**SOURCE DATA:**
★ ★ ★
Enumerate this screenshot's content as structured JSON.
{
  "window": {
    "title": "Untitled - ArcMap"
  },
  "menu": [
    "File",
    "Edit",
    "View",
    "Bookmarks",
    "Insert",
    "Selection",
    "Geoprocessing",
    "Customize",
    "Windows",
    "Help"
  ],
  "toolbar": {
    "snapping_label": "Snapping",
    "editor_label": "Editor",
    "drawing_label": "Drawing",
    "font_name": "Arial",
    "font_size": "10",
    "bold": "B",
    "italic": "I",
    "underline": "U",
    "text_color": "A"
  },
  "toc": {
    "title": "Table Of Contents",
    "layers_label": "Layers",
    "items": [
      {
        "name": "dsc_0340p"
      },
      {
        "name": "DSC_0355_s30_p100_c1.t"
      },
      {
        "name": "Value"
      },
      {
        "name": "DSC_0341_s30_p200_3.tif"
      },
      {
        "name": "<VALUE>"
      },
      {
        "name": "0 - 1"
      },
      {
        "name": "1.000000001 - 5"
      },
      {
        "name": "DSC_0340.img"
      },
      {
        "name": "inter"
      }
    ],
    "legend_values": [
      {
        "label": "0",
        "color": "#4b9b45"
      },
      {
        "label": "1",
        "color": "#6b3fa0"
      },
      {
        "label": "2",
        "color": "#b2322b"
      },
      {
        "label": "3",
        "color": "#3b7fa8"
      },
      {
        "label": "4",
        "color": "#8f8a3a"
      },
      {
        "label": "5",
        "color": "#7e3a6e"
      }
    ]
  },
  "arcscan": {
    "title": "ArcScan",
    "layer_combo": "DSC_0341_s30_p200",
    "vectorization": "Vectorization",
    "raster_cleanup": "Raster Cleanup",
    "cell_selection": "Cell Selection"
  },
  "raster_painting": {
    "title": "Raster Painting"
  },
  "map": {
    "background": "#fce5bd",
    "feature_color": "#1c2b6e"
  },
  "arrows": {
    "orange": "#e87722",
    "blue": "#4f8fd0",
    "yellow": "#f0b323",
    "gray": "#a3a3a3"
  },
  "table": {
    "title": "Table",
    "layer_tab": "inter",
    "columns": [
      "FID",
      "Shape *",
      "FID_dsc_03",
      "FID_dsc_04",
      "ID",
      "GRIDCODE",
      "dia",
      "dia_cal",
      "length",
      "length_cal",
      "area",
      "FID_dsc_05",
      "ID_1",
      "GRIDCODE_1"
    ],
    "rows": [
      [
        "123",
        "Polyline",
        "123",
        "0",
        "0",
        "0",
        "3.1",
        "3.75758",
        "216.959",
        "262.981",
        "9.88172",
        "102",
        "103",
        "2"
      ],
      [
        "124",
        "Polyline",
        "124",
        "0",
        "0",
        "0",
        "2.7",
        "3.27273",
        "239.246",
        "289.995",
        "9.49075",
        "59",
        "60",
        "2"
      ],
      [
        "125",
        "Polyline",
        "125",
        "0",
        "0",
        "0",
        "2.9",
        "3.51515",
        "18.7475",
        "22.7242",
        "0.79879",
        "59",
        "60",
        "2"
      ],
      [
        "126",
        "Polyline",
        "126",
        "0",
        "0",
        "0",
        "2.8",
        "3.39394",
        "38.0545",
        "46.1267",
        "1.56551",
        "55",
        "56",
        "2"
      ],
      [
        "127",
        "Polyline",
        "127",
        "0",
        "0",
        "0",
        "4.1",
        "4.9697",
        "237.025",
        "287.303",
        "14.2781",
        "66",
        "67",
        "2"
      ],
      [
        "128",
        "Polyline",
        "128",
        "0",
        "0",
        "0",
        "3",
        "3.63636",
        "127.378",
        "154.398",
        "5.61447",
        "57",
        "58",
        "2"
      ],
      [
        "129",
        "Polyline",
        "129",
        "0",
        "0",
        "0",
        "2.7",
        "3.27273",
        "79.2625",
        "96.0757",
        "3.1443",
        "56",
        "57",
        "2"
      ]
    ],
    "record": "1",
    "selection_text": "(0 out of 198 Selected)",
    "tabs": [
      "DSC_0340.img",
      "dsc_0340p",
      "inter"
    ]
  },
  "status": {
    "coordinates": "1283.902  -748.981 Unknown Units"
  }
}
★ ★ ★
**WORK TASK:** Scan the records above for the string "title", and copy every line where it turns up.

**ANSWER TO THIS EXERCISE:**
    "title": "Untitled - ArcMap"
    "title": "Table Of Contents",
    "title": "ArcScan",
    "title": "Raster Painting"
    "title": "Table",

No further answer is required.